BEGIN DATA SUPPLIED

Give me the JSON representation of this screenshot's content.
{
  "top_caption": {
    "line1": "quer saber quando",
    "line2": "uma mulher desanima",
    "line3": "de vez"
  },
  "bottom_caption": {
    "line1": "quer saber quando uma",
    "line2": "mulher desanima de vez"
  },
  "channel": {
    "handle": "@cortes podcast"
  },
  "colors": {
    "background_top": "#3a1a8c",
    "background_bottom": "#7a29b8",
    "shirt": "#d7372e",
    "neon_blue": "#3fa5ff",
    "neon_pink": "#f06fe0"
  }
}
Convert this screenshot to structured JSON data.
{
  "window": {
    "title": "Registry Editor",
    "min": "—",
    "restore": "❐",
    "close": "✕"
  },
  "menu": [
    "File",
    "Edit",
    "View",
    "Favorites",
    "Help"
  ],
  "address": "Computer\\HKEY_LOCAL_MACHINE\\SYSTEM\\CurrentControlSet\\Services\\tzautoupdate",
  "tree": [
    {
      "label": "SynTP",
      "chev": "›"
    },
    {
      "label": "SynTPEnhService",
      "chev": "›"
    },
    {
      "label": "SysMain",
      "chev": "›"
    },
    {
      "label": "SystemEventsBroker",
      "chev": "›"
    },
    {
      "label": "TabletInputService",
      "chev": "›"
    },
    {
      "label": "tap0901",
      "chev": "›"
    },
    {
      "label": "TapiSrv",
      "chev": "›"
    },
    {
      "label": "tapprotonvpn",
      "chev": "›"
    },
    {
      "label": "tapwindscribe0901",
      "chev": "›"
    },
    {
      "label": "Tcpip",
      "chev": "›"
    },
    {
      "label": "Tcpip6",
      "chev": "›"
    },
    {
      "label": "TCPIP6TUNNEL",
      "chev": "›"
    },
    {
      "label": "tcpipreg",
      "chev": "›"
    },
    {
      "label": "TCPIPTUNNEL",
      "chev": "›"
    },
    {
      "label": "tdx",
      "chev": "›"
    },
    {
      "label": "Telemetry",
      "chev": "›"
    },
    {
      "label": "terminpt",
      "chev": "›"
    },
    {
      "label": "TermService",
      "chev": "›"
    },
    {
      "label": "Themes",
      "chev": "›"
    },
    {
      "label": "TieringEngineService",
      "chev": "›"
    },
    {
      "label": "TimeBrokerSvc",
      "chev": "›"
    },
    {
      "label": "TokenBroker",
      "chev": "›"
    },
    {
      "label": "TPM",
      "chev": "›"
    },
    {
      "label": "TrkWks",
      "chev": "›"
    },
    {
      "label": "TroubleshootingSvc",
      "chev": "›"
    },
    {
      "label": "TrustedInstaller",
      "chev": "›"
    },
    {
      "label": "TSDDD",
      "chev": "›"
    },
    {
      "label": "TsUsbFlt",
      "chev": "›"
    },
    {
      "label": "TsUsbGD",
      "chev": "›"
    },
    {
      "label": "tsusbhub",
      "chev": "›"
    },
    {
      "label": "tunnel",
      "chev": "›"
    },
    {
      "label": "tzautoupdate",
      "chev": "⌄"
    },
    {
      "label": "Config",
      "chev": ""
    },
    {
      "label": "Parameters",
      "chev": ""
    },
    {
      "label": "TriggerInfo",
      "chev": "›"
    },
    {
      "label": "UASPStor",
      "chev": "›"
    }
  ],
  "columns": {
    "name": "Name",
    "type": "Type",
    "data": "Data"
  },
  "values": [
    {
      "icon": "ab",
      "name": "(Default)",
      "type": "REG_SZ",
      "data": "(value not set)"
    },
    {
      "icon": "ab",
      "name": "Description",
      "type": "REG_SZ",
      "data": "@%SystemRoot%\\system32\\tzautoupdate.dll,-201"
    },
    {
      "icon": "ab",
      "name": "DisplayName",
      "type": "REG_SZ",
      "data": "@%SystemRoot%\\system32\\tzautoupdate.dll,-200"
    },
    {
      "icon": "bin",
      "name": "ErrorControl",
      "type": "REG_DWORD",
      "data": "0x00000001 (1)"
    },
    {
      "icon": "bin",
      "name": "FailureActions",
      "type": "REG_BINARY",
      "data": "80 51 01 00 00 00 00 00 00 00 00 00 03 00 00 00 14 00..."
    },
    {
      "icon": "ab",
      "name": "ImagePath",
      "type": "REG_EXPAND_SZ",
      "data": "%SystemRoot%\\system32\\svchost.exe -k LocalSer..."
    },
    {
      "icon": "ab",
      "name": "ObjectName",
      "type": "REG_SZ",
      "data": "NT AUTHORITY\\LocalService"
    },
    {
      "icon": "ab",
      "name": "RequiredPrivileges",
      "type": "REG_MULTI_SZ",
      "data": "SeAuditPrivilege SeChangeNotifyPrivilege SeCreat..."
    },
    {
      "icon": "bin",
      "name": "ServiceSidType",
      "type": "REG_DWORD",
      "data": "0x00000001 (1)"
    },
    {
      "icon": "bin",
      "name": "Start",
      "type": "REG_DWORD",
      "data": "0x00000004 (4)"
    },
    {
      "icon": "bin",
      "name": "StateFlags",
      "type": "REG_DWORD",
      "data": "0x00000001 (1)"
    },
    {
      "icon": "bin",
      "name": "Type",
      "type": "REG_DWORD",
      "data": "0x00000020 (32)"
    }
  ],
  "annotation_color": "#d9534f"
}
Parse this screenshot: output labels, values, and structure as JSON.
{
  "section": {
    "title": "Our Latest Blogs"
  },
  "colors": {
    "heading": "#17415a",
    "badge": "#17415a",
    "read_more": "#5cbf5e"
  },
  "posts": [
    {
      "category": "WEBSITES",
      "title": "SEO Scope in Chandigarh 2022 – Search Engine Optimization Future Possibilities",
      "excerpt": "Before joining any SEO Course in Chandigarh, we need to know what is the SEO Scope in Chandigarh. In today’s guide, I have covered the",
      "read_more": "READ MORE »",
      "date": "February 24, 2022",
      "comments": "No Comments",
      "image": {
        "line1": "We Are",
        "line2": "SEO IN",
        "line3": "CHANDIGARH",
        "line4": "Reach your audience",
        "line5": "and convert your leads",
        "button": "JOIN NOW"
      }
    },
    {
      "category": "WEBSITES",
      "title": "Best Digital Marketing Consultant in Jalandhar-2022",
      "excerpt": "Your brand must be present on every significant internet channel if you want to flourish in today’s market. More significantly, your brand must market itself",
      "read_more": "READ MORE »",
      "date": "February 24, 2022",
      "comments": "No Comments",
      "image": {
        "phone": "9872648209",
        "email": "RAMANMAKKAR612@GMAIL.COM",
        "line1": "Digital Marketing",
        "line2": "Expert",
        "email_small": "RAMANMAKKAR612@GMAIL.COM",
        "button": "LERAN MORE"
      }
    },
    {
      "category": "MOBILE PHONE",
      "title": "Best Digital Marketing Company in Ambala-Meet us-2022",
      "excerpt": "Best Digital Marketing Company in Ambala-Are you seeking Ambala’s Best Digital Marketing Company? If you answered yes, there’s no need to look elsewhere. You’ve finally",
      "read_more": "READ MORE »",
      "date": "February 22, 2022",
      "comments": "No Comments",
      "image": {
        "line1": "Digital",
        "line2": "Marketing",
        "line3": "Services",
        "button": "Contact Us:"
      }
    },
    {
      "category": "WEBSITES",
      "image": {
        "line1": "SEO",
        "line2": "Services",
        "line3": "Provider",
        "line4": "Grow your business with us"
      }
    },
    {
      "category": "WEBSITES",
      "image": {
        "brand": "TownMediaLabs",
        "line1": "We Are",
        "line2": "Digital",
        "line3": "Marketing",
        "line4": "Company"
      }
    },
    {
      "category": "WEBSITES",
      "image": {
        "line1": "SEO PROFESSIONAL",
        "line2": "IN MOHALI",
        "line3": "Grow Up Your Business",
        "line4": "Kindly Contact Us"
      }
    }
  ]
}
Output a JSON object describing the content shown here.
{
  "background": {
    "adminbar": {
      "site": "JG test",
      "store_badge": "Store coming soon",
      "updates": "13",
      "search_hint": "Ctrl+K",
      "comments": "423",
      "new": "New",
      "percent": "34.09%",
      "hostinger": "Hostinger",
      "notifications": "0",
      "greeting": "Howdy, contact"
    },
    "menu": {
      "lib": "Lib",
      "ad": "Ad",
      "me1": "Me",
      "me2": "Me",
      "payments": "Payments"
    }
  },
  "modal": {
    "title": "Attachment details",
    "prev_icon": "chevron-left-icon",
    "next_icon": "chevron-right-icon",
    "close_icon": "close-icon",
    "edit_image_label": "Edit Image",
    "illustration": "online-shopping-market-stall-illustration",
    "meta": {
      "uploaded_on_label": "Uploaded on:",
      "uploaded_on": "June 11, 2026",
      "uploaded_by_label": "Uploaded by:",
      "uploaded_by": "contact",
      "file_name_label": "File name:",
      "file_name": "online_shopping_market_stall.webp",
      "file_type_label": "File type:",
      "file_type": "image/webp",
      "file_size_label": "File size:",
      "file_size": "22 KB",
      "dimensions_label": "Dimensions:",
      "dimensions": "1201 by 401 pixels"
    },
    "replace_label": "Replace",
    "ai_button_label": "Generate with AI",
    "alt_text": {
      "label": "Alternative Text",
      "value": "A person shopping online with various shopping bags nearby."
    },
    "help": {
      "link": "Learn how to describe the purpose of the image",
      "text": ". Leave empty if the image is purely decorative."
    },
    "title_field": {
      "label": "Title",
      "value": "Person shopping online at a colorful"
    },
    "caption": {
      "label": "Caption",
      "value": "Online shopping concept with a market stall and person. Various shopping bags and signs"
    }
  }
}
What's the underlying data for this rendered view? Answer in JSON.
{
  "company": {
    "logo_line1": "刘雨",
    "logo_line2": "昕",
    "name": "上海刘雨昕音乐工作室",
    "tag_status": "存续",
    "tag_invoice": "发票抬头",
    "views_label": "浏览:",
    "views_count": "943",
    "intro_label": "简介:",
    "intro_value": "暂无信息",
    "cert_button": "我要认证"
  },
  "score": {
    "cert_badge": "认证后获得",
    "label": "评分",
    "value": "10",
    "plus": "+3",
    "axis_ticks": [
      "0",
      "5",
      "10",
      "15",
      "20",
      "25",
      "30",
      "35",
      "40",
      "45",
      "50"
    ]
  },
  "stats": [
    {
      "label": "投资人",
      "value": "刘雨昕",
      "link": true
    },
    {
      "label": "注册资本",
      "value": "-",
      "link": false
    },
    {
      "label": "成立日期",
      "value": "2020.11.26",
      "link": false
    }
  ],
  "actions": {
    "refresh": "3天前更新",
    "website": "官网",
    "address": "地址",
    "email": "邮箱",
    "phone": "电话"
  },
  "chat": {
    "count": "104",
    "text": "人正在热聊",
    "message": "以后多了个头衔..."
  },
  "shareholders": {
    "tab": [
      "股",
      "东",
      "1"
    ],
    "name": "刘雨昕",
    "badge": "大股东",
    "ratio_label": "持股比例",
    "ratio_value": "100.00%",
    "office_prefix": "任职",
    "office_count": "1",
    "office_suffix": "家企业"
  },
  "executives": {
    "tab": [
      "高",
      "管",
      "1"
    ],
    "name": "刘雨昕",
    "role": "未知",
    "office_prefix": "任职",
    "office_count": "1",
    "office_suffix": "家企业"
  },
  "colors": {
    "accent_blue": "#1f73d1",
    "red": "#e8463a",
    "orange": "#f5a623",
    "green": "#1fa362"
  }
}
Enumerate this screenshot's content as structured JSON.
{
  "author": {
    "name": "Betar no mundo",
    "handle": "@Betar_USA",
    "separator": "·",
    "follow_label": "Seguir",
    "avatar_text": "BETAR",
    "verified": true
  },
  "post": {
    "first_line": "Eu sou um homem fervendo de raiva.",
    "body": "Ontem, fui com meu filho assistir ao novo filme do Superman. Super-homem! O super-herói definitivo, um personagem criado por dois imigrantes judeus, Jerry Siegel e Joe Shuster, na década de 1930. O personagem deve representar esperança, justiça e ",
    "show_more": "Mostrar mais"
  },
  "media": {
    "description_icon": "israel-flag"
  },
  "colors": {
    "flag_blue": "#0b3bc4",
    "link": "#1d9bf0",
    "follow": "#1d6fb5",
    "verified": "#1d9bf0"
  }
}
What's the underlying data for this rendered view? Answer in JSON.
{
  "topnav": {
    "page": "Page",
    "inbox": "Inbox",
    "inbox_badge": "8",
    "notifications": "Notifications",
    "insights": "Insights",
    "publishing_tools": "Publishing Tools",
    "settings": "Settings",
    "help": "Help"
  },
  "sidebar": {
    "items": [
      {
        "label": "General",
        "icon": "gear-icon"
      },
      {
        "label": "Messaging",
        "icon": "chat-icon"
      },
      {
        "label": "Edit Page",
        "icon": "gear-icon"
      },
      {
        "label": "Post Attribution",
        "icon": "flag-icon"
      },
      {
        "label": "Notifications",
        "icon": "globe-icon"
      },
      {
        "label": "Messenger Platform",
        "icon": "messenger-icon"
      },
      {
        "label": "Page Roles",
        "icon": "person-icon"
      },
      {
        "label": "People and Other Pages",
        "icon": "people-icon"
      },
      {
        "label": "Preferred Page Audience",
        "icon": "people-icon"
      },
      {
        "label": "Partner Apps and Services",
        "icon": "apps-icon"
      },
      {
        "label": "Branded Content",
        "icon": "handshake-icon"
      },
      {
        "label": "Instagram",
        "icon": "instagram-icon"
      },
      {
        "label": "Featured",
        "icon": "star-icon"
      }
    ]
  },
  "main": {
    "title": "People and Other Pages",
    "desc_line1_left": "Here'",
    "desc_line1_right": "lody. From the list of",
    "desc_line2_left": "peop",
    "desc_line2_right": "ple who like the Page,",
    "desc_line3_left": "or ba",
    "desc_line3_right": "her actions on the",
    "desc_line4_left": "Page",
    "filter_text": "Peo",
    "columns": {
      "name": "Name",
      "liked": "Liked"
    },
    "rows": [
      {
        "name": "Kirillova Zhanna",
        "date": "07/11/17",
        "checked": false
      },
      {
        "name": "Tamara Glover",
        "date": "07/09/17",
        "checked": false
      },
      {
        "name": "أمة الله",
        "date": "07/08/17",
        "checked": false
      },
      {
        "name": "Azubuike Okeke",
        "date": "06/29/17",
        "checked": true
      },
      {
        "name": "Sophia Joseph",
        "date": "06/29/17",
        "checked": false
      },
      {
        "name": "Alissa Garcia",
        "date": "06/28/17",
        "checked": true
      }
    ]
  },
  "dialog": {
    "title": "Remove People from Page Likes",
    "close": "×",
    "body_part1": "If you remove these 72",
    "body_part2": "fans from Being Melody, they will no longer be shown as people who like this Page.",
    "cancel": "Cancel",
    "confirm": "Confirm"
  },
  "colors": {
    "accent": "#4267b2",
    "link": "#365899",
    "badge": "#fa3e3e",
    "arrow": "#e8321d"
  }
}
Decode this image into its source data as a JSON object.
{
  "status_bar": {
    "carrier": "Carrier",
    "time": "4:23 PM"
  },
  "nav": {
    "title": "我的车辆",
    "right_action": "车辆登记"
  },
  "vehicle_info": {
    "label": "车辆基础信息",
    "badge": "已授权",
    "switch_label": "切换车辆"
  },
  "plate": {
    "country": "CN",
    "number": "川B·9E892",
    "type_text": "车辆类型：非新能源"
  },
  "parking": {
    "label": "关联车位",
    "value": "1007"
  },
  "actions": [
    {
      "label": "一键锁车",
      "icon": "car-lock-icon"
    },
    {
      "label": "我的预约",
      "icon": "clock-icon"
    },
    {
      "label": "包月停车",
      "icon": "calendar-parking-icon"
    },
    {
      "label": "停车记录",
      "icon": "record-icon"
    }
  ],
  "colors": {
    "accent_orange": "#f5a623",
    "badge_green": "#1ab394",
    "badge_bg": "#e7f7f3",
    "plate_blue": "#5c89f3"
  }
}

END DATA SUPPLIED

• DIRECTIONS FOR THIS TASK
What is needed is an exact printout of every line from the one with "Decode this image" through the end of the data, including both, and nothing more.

• ANSWER TO THE PROBLEM
Decode this image into its source data as a JSON object.
{
  "status_bar": {
    "carrier": "Carrier",
    "time": "4:23 PM"
  },
  "nav": {
    "title": "我的车辆",
    "right_action": "车辆登记"
  },
  "vehicle_info": {
    "label": "车辆基础信息",
    "badge": "已授权",
    "switch_label": "切换车辆"
  },
  "plate": {
    "country": "CN",
    "number": "川B·9E892",
    "type_text": "车辆类型：非新能源"
  },
  "parking": {
    "label": "关联车位",
    "value": "1007"
  },
  "actions": [
    {
      "label": "一键锁车",
      "icon": "car-lock-icon"
    },
    {
      "label": "我的预约",
      "icon": "clock-icon"
    },
    {
      "label": "包月停车",
      "icon": "calendar-parking-icon"
    },
    {
      "label": "停车记录",
      "icon": "record-icon"
    }
  ],
  "colors": {
    "accent_orange": "#f5a623",
    "badge_green": "#1ab394",
    "badge_bg": "#e7f7f3",
    "plate_blue": "#5c89f3"
  }
}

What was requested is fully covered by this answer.